Mary Magdalene has endured centuries of slander simply because her story begins in Luke 8:2, a mere two verses after Jesus’ highly aromatic pedicure.

Many traditional artistic depictions of Mary Magdalene imply that she was a prostitute by “painting” her face with garish makeup. Our 1980s Sunday School felt boards were among the worst offenders; the Mary Magdalene paper doll was always the prettiest one, thanks to her bright clothes, heavy jewelry, dark tan, and dreamy batting eyes. I remember a  golden castanet in each hand too. But that Mary would have fit better seducing the shah in One Thousand and One Arabian Nights than visiting Jesus’ tomb on Easter morning.

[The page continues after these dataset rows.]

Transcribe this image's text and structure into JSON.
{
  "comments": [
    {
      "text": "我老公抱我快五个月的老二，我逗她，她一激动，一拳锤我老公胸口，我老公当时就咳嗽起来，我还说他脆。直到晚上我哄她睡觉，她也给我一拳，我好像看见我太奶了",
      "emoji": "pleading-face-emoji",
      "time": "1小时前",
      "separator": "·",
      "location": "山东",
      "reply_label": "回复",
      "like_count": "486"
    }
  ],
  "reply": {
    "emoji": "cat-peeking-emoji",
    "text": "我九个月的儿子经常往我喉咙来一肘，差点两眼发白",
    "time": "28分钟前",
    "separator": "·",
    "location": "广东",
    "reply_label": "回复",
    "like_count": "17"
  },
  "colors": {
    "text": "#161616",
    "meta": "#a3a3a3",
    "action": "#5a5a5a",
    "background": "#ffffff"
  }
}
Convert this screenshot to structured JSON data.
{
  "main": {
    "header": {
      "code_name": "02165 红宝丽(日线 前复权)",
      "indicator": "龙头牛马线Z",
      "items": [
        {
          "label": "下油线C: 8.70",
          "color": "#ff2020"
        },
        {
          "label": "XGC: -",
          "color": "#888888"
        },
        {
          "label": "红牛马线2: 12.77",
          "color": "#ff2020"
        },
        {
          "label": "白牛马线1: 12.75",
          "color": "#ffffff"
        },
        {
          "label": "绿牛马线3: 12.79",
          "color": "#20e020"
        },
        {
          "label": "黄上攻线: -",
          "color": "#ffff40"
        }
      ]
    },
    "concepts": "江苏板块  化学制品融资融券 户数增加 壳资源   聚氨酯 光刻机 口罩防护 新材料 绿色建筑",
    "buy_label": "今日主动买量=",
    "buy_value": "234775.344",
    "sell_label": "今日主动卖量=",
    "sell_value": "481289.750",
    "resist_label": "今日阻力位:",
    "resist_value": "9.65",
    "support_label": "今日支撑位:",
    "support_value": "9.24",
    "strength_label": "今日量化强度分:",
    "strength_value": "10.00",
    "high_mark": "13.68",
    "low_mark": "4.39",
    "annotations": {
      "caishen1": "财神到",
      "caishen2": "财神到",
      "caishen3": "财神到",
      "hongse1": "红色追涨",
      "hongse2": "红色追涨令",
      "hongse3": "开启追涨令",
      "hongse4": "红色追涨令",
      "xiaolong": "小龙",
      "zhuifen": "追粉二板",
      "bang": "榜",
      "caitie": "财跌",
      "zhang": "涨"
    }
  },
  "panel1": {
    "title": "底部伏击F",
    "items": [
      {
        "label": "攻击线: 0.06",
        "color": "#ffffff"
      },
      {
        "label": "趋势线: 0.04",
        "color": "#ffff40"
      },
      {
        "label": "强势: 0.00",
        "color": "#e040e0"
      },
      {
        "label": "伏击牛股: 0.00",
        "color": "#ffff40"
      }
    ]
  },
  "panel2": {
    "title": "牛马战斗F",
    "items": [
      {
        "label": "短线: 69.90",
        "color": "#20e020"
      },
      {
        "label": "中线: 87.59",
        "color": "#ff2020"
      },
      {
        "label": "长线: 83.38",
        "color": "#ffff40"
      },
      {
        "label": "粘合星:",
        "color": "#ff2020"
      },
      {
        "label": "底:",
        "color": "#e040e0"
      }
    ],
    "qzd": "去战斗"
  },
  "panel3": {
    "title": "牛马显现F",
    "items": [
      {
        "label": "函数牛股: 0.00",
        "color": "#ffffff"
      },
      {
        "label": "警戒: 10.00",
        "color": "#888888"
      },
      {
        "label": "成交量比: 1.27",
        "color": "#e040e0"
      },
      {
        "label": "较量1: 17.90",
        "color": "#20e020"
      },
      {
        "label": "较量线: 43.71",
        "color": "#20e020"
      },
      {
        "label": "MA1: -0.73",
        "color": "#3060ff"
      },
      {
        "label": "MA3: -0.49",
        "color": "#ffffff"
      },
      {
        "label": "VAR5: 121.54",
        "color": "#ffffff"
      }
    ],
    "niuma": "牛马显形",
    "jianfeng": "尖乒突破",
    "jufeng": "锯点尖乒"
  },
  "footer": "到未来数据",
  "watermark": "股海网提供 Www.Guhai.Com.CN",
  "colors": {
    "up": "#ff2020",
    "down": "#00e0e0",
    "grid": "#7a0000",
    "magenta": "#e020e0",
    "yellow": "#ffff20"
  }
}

Such false traditions are incorrect and can undermine our interpretations of Scripture. They need to be recognized, debunked, and shelved under Fiction; but that is difficult to do when untruth is “common knowledge” that has been immortalized by artists and is believed by Bible teachers themselves.

If Mary wore eye shadow–and I doubt that she did–it was to repel insects and UV rays, not to attract men.